The technology sector has experienced gender imbalance since the time the industry came into existence. In a series of articles, The Music Void will be introducing women leaders in tech.
The latest article on MusicTech highlighted the key issues, such as the scarce work opportunities for women and non-binary producers and engineers, revealed by the Fix the Mix report. The data was extracted from the bulk of 1100 songs featured on Grammy-winning albums, Spotify and leading Top-50 charts. According to the statistics, only 11.2 per cent of women and non-binary people are credited on top releases. While this number applies to electronic and folk music, other genres such as metal have 0 per cent of credits attributed to these groups.
Just as women sound engineers and producers, women leaders in the tech industry have been under-represented, overshadowed by their male counterparts. Yet, many have start-ups and do jobs that require very specific tech skills. As one of our interviewees, PiL’s bassist Jah Wobble said, “Women are better with tech, in my experience, more patient and actually more capable with being logical”.
Hamburg-based Agnes Chung is a senior director of AI & Search at musicube by Songtradr. “David Hoga and I founded musicube in 2019”, Chung tells The Music Void. “We saw there was a lot of metadata where AI could be useful. So this is a very specific view on AI because we see it as a supportive rather than a creative tool. We view AI as a supportive system”.
As a B2B business, musicube assisted labels, publishers and distributors who possess a huge music catalogue and don’t know what kind of music they have there. The company developed and trained an AI so it could identify the mood and genre of songs, thus creating a transparent structure.
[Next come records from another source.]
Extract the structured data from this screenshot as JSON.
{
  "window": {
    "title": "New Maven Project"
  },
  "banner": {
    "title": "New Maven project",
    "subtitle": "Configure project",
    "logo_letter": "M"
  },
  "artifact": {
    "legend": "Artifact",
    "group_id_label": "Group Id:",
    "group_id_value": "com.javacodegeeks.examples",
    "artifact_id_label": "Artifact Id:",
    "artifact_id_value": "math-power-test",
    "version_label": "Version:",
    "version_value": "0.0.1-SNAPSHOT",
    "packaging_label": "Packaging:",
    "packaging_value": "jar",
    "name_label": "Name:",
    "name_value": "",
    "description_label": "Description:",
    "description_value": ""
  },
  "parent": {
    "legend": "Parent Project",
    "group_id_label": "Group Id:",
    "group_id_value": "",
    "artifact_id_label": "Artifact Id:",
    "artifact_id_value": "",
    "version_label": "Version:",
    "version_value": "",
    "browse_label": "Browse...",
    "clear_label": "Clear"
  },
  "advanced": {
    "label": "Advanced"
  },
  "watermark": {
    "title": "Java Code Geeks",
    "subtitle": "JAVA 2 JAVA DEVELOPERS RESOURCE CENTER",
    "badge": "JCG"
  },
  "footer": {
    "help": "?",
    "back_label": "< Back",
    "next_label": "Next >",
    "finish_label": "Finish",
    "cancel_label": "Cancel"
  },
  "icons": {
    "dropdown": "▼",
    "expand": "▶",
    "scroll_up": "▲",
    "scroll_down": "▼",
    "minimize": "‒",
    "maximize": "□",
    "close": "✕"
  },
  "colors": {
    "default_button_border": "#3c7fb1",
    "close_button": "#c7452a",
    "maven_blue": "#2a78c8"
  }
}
“In the meantime, we got acquired by Songtradr, a company dealing with licensing, a B2B platform, and, therefore, we are now developing and training the AI for their catalogue”, says Chung. “But we still have the opportunity to suggest our customers or clients to use our API or just to send us audio files”.
With a degree in musicology and computer science, Agnes Chung has been an expert in metadata and has explored the connection between data and music for more than 15 years. Yet, she admits that awkward gender politics sometimes distract people from one’s achievements. “My first panel was in 2017, and I had been asked by a host to join a discussion on metadata just because they needed a woman among speakers”, Chung tells The Music Void. “By then, I’d been working on metadata for several years, so I definitely had expert knowledge. But somehow, the first question was not “Oh, you are an expert in
metadata, can you join us?” as they needed a woman on stage in the first place”.
Chung adds: “I think it’s definitely getting better though and it’s definitely encouraging for other women to see women panellists at the conferences tackling tech-related topics. That’s why I always participate when they invite me, no matter how they formulate it”.
Agnes Chung co-founded musicube with David Hoga in December 2019 to revolutionise music discovery. More than 15 years as a project manager in the music industry (including at PHONONET and MPN) have shown her that there is much more to music discovery. Together with her team, she is uncovering the relationship between data and music and is training her own artificial intelligence so that any question about music could be answered with the right playlist.